Tiananmen Square: a square in the center of Beijing adjacent to the Forbidden City, the largest public open space in the world.
Open your Mac. Highlight the words “Tiananmen Square.” Place the cursor over those highlighted words and tap once on the trackpad with three fingers. The above definition should appear regardless of where you are in the world. It is certainly innocent enough and a rather proud claim for China.
However, when one does just a bit more digging, even that proudest and innocent description is brought into question. Other sources rank the Square as the fourth largest town square in the world. That seems to be at odds with the claim of being the largest public space. In most sporting events, fourth place doesn’t even get you on the podium.
The question is, what information about Tiananmen Square is available to the Chinese people. It is a trivial matter in America to load up a web browser, bring up a search engine, and type in a query. Sorting through the information could keep a person busy for weeks. No detail is left out. No speculation is forbidden. Every fact and controversial opinion is there for the reading. In China, the same cannot be said.
The bulk of the Chinese people lack full access to the Internet that is freely available in other parts of the world. There are many reasons for this filtering. But for many Chinese citizens, the reasons do not matter. In a world where economies and politics are becoming ever more globalized, it is more important than ever that participants fully access the information that drives those economies and politics. A citizen of the world denied full access is a citizen denied full participation. Here are a few of the methods being used to gain full access to the world’s biggest repository of unfiltered information:
Securing the computer
The Chinese government does an excellent job denying access to the unfiltered Internet to most of its citizens. But there are a small, but growing group of young people who have broken free of the restraints, and gained full access to forbidden knowledge. Those are the people the government spends so much time and energy trying to block.
The government tries to do this by compromising computers with viruses and malware that inject worms and backdoors into the system. With these exploits, the government can gain damning information about the dissonance and lock down the systems so that they can no longer access the Internet outside of China’s control.
One way to secure a computer without an IT department is to run a virtualized OS environment and let a package like VMware NSX do the heavy lifting of locking down the system against threats. According to Trend Micro, the benefits include:
- Anti-Malware with Web Reputation
- Intrusion Detection and Prevention
- Advanced Host Firewall
- Integrity Monitoring
- Log Inspection
- Application Scanning.
Use a Proxy
A proxy is a service that represents your Internet activity while masking your actual Internet activity. It also lets you do things by proxy that you are blocked from doing as yourself. It is the kind of thing you might use to hide illegal or socially unacceptable online behaviour. In China, that includes accessing true information from the uncensored Web. There can be dire consequences for such radical behaviour.

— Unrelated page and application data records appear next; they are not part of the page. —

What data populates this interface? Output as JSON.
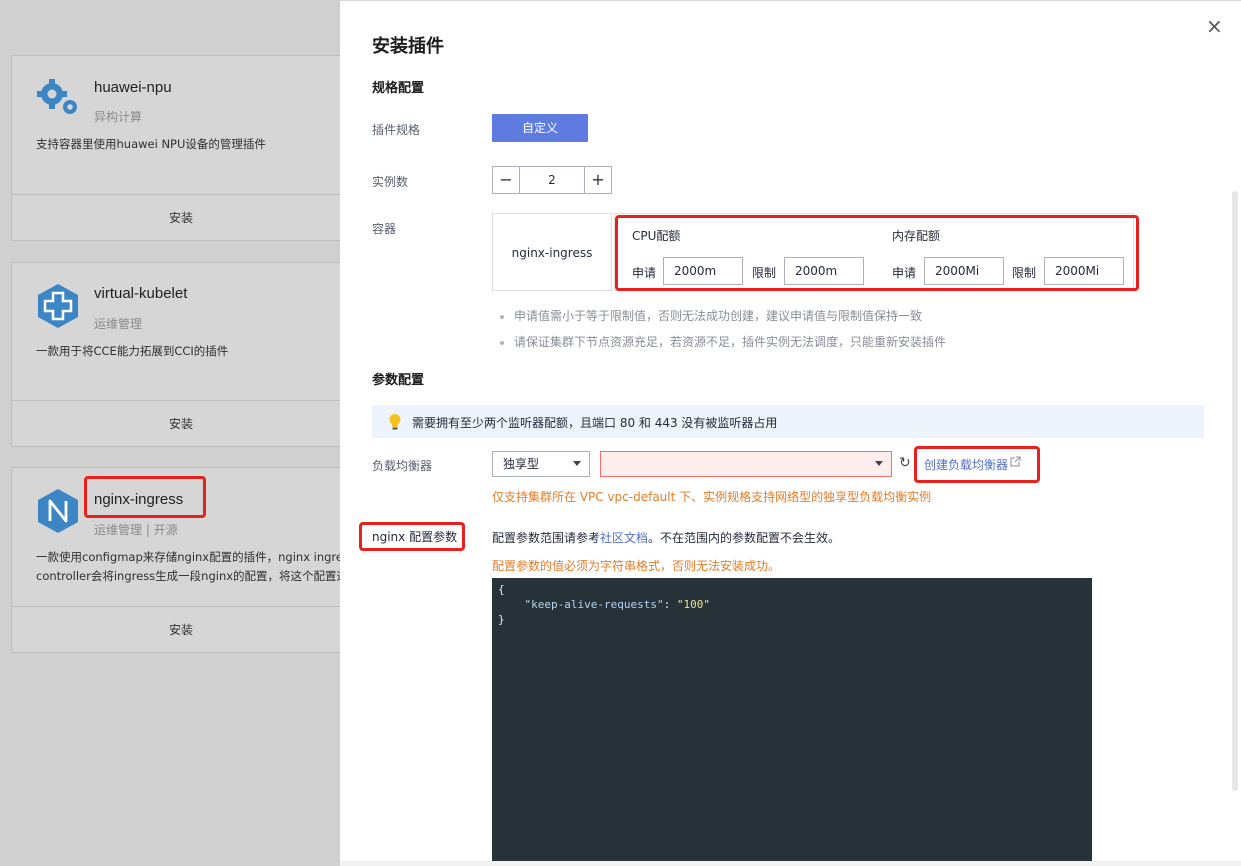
{
  "background": {
    "cards": [
      {
        "name": "huawei-npu",
        "category": "异构计算",
        "desc": "支持容器里使用huawei NPU设备的管理插件",
        "install": "安装"
      },
      {
        "name": "virtual-kubelet",
        "category": "运维管理",
        "desc": "一款用于将CCE能力拓展到CCI的插件",
        "install": "安装"
      },
      {
        "name": "nginx-ingress",
        "category": "运维管理 | 开源",
        "desc_line1": "一款使用configmap来存储nginx配置的插件，nginx ingress",
        "desc_line2": "controller会将ingress生成一段nginx的配置，将这个配置通",
        "install": "安装"
      }
    ]
  },
  "drawer": {
    "title": "安装插件",
    "close": "×",
    "spec_section": "规格配置",
    "plugin_spec_label": "插件规格",
    "plugin_spec_button": "自定义",
    "instance_label": "实例数",
    "instance_minus": "−",
    "instance_value": "2",
    "instance_plus": "+",
    "container_label": "容器",
    "container_name": "nginx-ingress",
    "cpu_title": "CPU配额",
    "mem_title": "内存配额",
    "request_label": "申请",
    "limit_label": "限制",
    "cpu_request": "2000m",
    "cpu_limit": "2000m",
    "mem_request": "2000Mi",
    "mem_limit": "2000Mi",
    "tips": [
      "申请值需小于等于限制值，否则无法成功创建，建议申请值与限制值保持一致",
      "请保证集群下节点资源充足，若资源不足，插件实例无法调度，只能重新安装插件"
    ],
    "param_section": "参数配置",
    "alert_text": "需要拥有至少两个监听器配额，且端口 80 和 443 没有被监听器占用",
    "lb_label": "负载均衡器",
    "lb_type": "独享型",
    "lb_value": "",
    "lb_create_link": "创建负载均衡器",
    "lb_warning": "仅支持集群所在 VPC vpc-default 下、实例规格支持网络型的独享型负载均衡实例",
    "nginx_param_label": "nginx 配置参数",
    "note_prefix": "配置参数范围请参考",
    "note_link": "社区文档",
    "note_suffix": "。不在范围内的参数配置不会生效。",
    "string_warning": "配置参数的值必须为字符串格式，否则无法安装成功。",
    "code": {
      "open": "{",
      "key": "\"keep-alive-requests\"",
      "colon": ": ",
      "value": "\"100\"",
      "close": "}"
    }
  },
  "colors": {
    "primary": "#5e7ce0",
    "highlight": "#e8201e",
    "warning": "#e37d29",
    "link": "#526ecc"
  }
}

There are three categories of proxy servers as outlined by prohynova.com:
- Transparent – target server knows your IP address, and it knows that you’re using a proxy.
- Anonymous – target server does not know your IP address, but it knows that you’re using a proxy.

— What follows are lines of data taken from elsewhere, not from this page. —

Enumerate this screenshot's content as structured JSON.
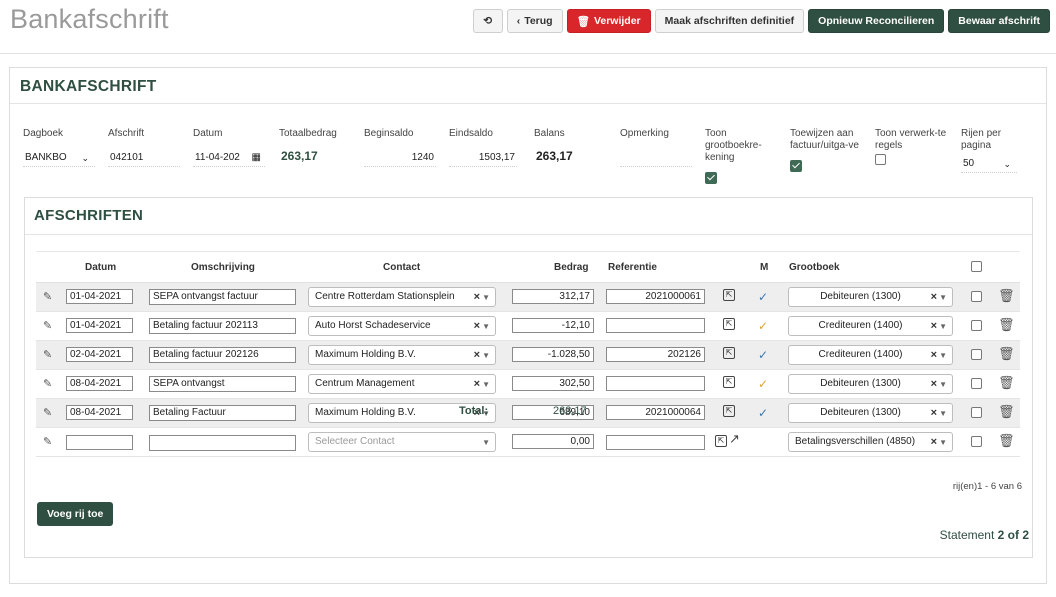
{
  "header": {
    "title": "Bankafschrift",
    "buttons": {
      "back": "Terug",
      "delete": "Verwijder",
      "finalize": "Maak afschriften definitief",
      "reconcile": "Opnieuw Reconcilieren",
      "save": "Bewaar afschrift"
    }
  },
  "form": {
    "section_title": "BANKAFSCHRIFT",
    "fields": {
      "dagboek": {
        "label": "Dagboek",
        "value": "BANKBO"
      },
      "afschrift": {
        "label": "Afschrift",
        "value": "042101"
      },
      "datum": {
        "label": "Datum",
        "value": "11-04-202"
      },
      "totaalbedrag": {
        "label": "Totaalbedrag",
        "value": "263,17"
      },
      "beginsaldo": {
        "label": "Beginsaldo",
        "value": "1240"
      },
      "eindsaldo": {
        "label": "Eindsaldo",
        "value": "1503,17"
      },
      "balans": {
        "label": "Balans",
        "value": "263,17"
      },
      "opmerking": {
        "label": "Opmerking",
        "value": ""
      },
      "toon_grootboek": {
        "label": "Toon grootboekre-kening",
        "checked": true
      },
      "toewijzen": {
        "label": "Toewijzen aan factuur/uitga-ve",
        "checked": true
      },
      "toon_verwerkte": {
        "label": "Toon verwerk-te regels",
        "checked": false
      },
      "rijen": {
        "label": "Rijen per pagina",
        "value": "50"
      }
    }
  },
  "statements": {
    "section_title": "AFSCHRIFTEN",
    "columns": {
      "datum": "Datum",
      "omschrijving": "Omschrijving",
      "contact": "Contact",
      "bedrag": "Bedrag",
      "referentie": "Referentie",
      "m": "M",
      "grootboek": "Grootboek"
    },
    "rows": [
      {
        "datum": "01-04-2021",
        "omschrijving": "SEPA ontvangst factuur",
        "contact": "Centre Rotterdam Stationsplein",
        "bedrag": "312,17",
        "referentie": "2021000061",
        "mark": "✓",
        "mark_color": "blue",
        "grootboek": "Debiteuren (1300)"
      },
      {
        "datum": "01-04-2021",
        "omschrijving": "Betaling factuur 202113",
        "contact": "Auto Horst Schadeservice",
        "bedrag": "-12,10",
        "referentie": "",
        "mark": "✓",
        "mark_color": "orange",
        "grootboek": "Crediteuren (1400)"
      },
      {
        "datum": "02-04-2021",
        "omschrijving": "Betaling factuur 202126",
        "contact": "Maximum Holding B.V.",
        "bedrag": "-1.028,50",
        "referentie": "202126",
        "mark": "✓",
        "mark_color": "blue",
        "grootboek": "Crediteuren (1400)"
      },
      {
        "datum": "08-04-2021",
        "omschrijving": "SEPA ontvangst",
        "contact": "Centrum Management",
        "bedrag": "302,50",
        "referentie": "",
        "mark": "✓",
        "mark_color": "orange",
        "grootboek": "Debiteuren (1300)"
      },
      {
        "datum": "08-04-2021",
        "omschrijving": "Betaling Factuur",
        "contact": "Maximum Holding B.V.",
        "bedrag": "689,10",
        "referentie": "2021000064",
        "mark": "✓",
        "mark_color": "blue",
        "grootboek": "Debiteuren (1300)"
      }
    ],
    "new_row": {
      "contact_placeholder": "Selecteer Contact",
      "bedrag": "0,00",
      "grootboek": "Betalingsverschillen (4850)"
    },
    "total_label": "Total:",
    "total_value": "263,17",
    "rows_info": "rij(en)1 - 6 van 6",
    "add_row_label": "Voeg rij toe",
    "statement_prefix": "Statement",
    "statement_page": "2 of 2"
  },
  "colors": {
    "accent": "#2f4f42",
    "danger": "#d9262a",
    "check_blue": "#3a78b0",
    "check_orange": "#e2a12e"
  }
}
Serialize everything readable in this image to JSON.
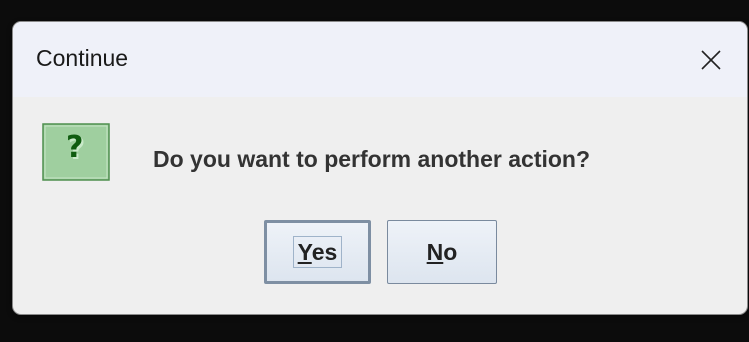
{
  "dialog": {
    "title": "Continue",
    "message": "Do you want to perform another action?",
    "icon": "question-icon",
    "buttons": {
      "yes": {
        "mnemonic": "Y",
        "rest": "es"
      },
      "no": {
        "mnemonic": "N",
        "rest": "o"
      }
    },
    "default_button": "Yes"
  },
  "colors": {
    "icon_fill": "#9fcf9f",
    "icon_mark": "#0f5c0f",
    "button_border": "#7a8a9e",
    "title_bar": "#eff1f9",
    "body": "#efefef"
  }
}
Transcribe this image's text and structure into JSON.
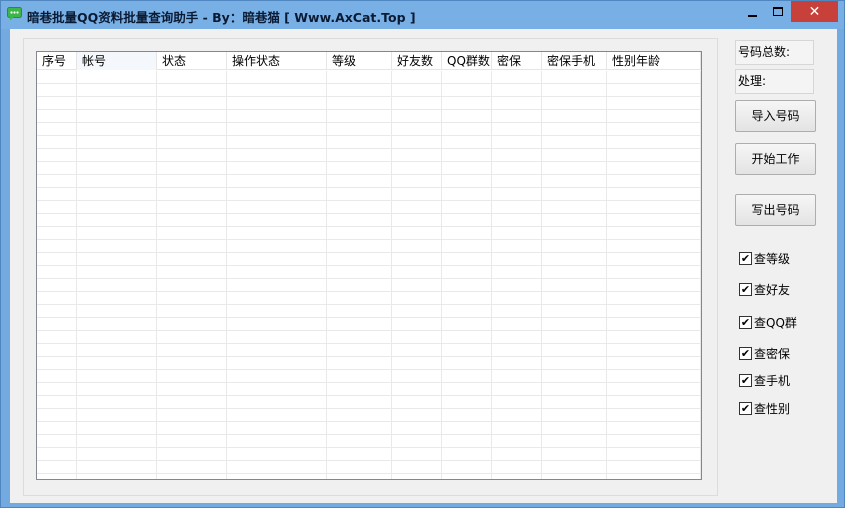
{
  "window": {
    "title": "暗巷批量QQ资料批量查询助手 - By：暗巷猫  [ Www.AxCat.Top ]",
    "close_glyph": "✕"
  },
  "table": {
    "columns": [
      "序号",
      "帐号",
      "状态",
      "操作状态",
      "等级",
      "好友数",
      "QQ群数",
      "密保",
      "密保手机",
      "性别年龄"
    ]
  },
  "panel": {
    "total_label": "号码总数:",
    "processed_label": "处理:",
    "import_button": "导入号码",
    "start_button": "开始工作",
    "export_button": "写出号码",
    "checkboxes": [
      {
        "label": "查等级",
        "checked": true
      },
      {
        "label": "查好友",
        "checked": true
      },
      {
        "label": "查QQ群",
        "checked": true
      },
      {
        "label": "查密保",
        "checked": true
      },
      {
        "label": "查手机",
        "checked": true
      },
      {
        "label": "查性别",
        "checked": true
      }
    ],
    "check_glyph": "✔"
  },
  "colors": {
    "titlebar": "#78b0e6",
    "close_button": "#c7413a",
    "client_bg": "#f0f0f0"
  }
}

- Elite – target server does not know your IP address, nor does it have any clue that the request is coming from a proxy.
In addition to providing this general information, the site also provides up to the minute information about the largest list of proxy servers available, so they claim. More information about how to configure your browser to use proxies can be found on the site.
People who want complete anonymity while on the internet can opt for a static residential proxy. This masks their true IP by giving them a dynamic one. These changes constantly make it near to impossible for hackers and intruders to gain access to your devices.
These methods work. People in China, and other countries that restrict access to information, get around these restrictions every day by securing their systems and using elite proxies. You can, too. Just remember that no system is full-proof against governments that would rather throw you in jail than have you know true things about the world.